Learning Corporation of America

From CLG Wiki

Credits
Logo descriptions by
codyfinke, mr3urious, Eric S., WillWilll45, and AsdfTheRevival


Logo captures by
codyfinke, Eric S., EnormousRat, Edc4, and Pygmalion X


Editions by
V of Doom, Eric S., Shadeed A. Kelley, and Stephen Cezar, and Edc4


Video captures courtesy of
Eric S., Stephen Cezar, DudeThatLogo, and Edc4

[edit credits]

Background

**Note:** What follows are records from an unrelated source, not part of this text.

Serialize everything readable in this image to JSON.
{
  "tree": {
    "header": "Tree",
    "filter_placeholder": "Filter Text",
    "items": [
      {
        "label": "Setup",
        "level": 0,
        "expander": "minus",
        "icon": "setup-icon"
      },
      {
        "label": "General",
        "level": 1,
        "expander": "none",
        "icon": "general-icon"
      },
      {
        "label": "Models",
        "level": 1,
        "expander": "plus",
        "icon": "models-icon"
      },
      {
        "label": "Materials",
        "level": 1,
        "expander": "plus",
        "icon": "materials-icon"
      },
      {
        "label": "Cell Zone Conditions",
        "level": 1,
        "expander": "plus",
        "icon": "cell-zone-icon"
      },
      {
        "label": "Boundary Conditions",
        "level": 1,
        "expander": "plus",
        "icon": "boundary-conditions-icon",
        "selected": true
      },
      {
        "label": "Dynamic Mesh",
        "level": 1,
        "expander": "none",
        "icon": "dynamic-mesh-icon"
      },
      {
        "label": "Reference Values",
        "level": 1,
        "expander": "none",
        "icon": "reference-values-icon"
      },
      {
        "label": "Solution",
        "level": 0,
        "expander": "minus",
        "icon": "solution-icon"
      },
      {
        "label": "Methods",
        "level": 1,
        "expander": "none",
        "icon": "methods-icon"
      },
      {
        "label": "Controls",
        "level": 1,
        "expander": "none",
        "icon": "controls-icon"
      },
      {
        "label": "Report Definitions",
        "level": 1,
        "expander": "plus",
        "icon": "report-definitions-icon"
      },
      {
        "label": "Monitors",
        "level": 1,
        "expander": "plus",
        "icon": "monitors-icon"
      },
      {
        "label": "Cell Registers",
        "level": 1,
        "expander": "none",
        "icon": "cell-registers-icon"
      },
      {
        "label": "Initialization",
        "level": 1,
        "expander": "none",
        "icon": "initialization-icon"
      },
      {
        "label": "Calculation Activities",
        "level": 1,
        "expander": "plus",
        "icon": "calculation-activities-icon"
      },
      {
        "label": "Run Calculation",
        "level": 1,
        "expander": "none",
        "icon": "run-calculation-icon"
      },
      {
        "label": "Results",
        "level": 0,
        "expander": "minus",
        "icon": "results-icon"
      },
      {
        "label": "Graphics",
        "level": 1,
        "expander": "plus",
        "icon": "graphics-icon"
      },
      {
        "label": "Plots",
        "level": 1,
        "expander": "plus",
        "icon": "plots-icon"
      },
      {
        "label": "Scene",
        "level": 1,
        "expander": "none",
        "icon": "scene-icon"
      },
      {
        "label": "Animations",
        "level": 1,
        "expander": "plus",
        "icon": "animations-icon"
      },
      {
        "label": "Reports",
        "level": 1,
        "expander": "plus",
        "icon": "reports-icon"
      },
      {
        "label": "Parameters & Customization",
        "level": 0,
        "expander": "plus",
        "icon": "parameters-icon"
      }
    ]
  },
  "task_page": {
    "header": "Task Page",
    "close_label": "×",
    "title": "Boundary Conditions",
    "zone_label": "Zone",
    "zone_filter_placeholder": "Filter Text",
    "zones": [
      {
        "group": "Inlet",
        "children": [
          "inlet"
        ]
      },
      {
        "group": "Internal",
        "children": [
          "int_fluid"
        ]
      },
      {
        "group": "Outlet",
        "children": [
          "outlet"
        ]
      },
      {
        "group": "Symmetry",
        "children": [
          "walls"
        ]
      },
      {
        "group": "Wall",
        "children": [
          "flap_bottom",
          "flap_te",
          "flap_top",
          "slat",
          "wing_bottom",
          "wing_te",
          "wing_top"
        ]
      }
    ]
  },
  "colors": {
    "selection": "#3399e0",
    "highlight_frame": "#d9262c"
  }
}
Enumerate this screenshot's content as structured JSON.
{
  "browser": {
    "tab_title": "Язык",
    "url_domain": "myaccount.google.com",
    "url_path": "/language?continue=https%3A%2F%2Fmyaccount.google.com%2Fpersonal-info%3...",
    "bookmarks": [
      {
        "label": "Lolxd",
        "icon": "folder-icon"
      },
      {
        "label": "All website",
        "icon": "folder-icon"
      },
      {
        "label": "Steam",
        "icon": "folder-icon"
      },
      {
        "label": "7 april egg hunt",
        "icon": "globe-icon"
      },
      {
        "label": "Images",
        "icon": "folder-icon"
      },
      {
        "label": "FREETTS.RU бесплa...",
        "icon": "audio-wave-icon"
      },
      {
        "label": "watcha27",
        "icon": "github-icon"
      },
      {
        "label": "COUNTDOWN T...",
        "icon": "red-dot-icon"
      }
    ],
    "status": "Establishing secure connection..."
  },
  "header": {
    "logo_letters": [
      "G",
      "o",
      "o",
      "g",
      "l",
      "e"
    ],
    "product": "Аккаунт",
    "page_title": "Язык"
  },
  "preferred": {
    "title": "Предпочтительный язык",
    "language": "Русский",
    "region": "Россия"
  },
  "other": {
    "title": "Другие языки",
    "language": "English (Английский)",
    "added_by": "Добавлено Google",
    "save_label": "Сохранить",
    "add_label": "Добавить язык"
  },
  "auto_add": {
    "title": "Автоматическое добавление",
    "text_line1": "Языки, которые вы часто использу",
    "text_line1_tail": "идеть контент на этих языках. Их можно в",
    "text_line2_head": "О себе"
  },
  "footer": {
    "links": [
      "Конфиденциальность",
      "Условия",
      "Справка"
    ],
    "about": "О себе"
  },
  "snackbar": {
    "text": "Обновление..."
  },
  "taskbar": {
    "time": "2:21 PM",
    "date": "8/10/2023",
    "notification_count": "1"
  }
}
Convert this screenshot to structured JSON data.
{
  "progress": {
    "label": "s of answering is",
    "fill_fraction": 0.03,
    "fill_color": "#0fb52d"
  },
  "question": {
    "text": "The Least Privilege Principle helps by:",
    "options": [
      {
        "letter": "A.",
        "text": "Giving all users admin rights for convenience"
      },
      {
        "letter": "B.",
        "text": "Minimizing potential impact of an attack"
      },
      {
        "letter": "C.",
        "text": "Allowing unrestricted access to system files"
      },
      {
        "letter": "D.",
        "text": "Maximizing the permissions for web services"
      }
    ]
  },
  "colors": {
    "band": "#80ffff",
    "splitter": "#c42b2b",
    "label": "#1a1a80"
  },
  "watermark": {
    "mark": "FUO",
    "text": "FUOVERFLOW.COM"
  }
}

The Learning Corporation of America (also known as the "Learning Company of America") was an independent film and television program distributor originally formed in 1967 by writer/director/camerman/film executive William Deneen, as educational and short-film division of Columbia Pictures Corporation, and was headed by Bert Salzman. LCA was most active in the educational/instructional field. When Columbia faced financial problems in the early 1980s, they sold LCA to W.F.Hall Printing Company of Chicago, and later was sold to Mobil Oil Corporation. Deneen also founded Highgate Pictures. In 1987, Deneen re-acquired LCA/Highgate from Mobil when Mobil Oil Corporation wanted to get out of the entertainment business and sold them to New World Pictures and became part of the newly-formed company "New World Entertainment" and New World shut them down in 1990.

1st Logo (1969-1989)

Nickname: "The Looping/Zooming L"

Logo: On a blue, teal, or black background, we see a white "L", looping around at first, drawing itself. Zooming in under the L is the text:


LEARNING CORPORATION OF AMERICA

After that, the logo shifts closer to us, taking up the whole screen.


Variants:

  • In an early variant, the text zooms-in more slowly, and instead of the sudden shift closing, the background fades to black before the logo fades-out completely.
  • There is a later variant with the New World byline below, seen on Mom's on Strike
    FX/SFX: The "L" drawing and the text zooming.

Music/Sounds: Generally is silent, but most early shorts have a dramatic orchestral fanfare. The second part of the fanfare sounds very similar to the Bing Crosby Productions jingle. Starting in 1988, they used violins and synth to their music.

Availability: Extremely rare. Can be seen on its films from the era, such as Bert Salzman's Angel and Big Joe, as well as some non-network prints of various ABC Afterschool Specials from the late '70s-early '80s.

Editor’s Note: The logo looks choppy with the film quality, and the unexplained shift doesn’t look professional.

2nd Logo (1987-1990)

Nicknames: "The LCA Star", "New LCA"

Logo: On a black background, we see the letters "LCA" in a shining gold/orange color. A gold star is seen below the "A"". Then the byline "A NEW WORLD COMPANY" wipes in below.

FX/SFX: None, except for the byline wiping in.

Music/Sounds: None or sometimes a synth tune with a VO (John Leader) saying "Learning Corporation of America Presents".

Availability: Extremely rare. Seen on LCA releases on tape, such as What's Happening to Me? and The Electric Grandmother.

Editor’s Note: None.

3rd Logo (1990)

Nickname: "LCA"

Logo: Against either a black or black and blue gradient background, we see the letters "LCA". The byline "A NEW WORLD COMPANY" is seen below the letters.

FX/SFX: None.

Music/Sounds: None.

Availability: Extremely rare. The black background variant can be found on Where Did I Come From, and the black and blue gradient background variant can be found on Streetwise.

Editor’s Note: None.

Cookies help us deliver our services. By using our services, you agree to our use of cookies.